Work required | Copy out the entries word for word, leaving images aside.

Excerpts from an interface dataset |
= Beginning of Section =
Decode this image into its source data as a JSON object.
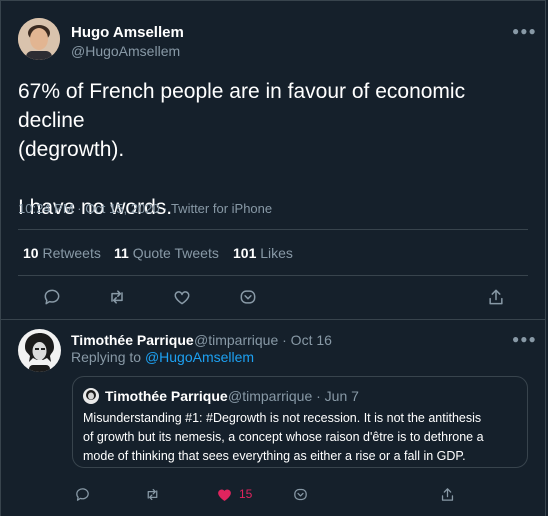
{
  "tweet": {
    "author_name": "Hugo Amsellem",
    "author_handle": "@HugoAmsellem",
    "line1": "67% of French people are in favour of economic decline",
    "line2": "(degrowth).",
    "line3": "I have no words.",
    "meta": "10:24 PM · Oct 15, 2020 · Twitter for iPhone",
    "retweets_count": "10",
    "retweets_label": "Retweets",
    "quotes_count": "11",
    "quotes_label": "Quote Tweets",
    "likes_count": "101",
    "likes_label": "Likes"
  },
  "reply": {
    "author_name": "Timothée Parrique",
    "author_meta": "@timparrique · Oct 16",
    "replying_prefix": "Replying to",
    "replying_handle": "@HugoAmsellem",
    "like_count": "15",
    "quoted": {
      "author_name": "Timothée Parrique",
      "author_meta": "@timparrique · Jun 7",
      "line1": "Misunderstanding #1: #Degrowth is not recession. It is not the antithesis",
      "line2": "of growth but its nemesis, a concept whose raison d'être is to dethrone a",
      "line3": "mode of thinking that sees everything as either a rise or a fall in GDP."
    }
  },
  "colors": {
    "background": "#15202b",
    "border": "#38444d",
    "muted_text": "#8899a6",
    "link": "#1da1f2",
    "liked": "#e0245e"
  },
  "icons": [
    "more-icon",
    "reply-icon",
    "retweet-icon",
    "like-icon",
    "bookmark-icon",
    "share-icon"
  ]
}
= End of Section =
Exercise solution |
Decode this image into its source data as a JSON object.
{
  "tweet": {
    "author_name": "Hugo Amsellem",
    "author_handle": "@HugoAmsellem",
    "line1": "67% of French people are in favour of economic decline",
    "line2": "(degrowth).",
    "line3": "I have no words.",
    "meta": "10:24 PM · Oct 15, 2020 · Twitter for iPhone",
    "retweets_count": "10",
    "retweets_label": "Retweets",
    "quotes_count": "11",
    "quotes_label": "Quote Tweets",
    "likes_count": "101",
    "likes_label": "Likes"
  },
  "reply": {
    "author_name": "Timothée Parrique",
    "author_meta": "@timparrique · Oct 16",
    "replying_prefix": "Replying to",
    "replying_handle": "@HugoAmsellem",
    "like_count": "15",
    "quoted": {
      "author_name": "Timothée Parrique",
      "author_meta": "@timparrique · Jun 7",
      "line1": "Misunderstanding #1: #Degrowth is not recession. It is not the antithesis",
      "line2": "of growth but its nemesis, a concept whose raison d'être is to dethrone a",
      "line3": "mode of thinking that sees everything as either a rise or a fall in GDP."
    }
  },
  "colors": {
    "background": "#15202b",
    "border": "#38444d",
    "muted_text": "#8899a6",
    "link": "#1da1f2",
    "liked": "#e0245e"
  },
  "icons": [
    "more-icon",
    "reply-icon",
    "retweet-icon",
    "like-icon",
    "bookmark-icon",
    "share-icon"
  ]
}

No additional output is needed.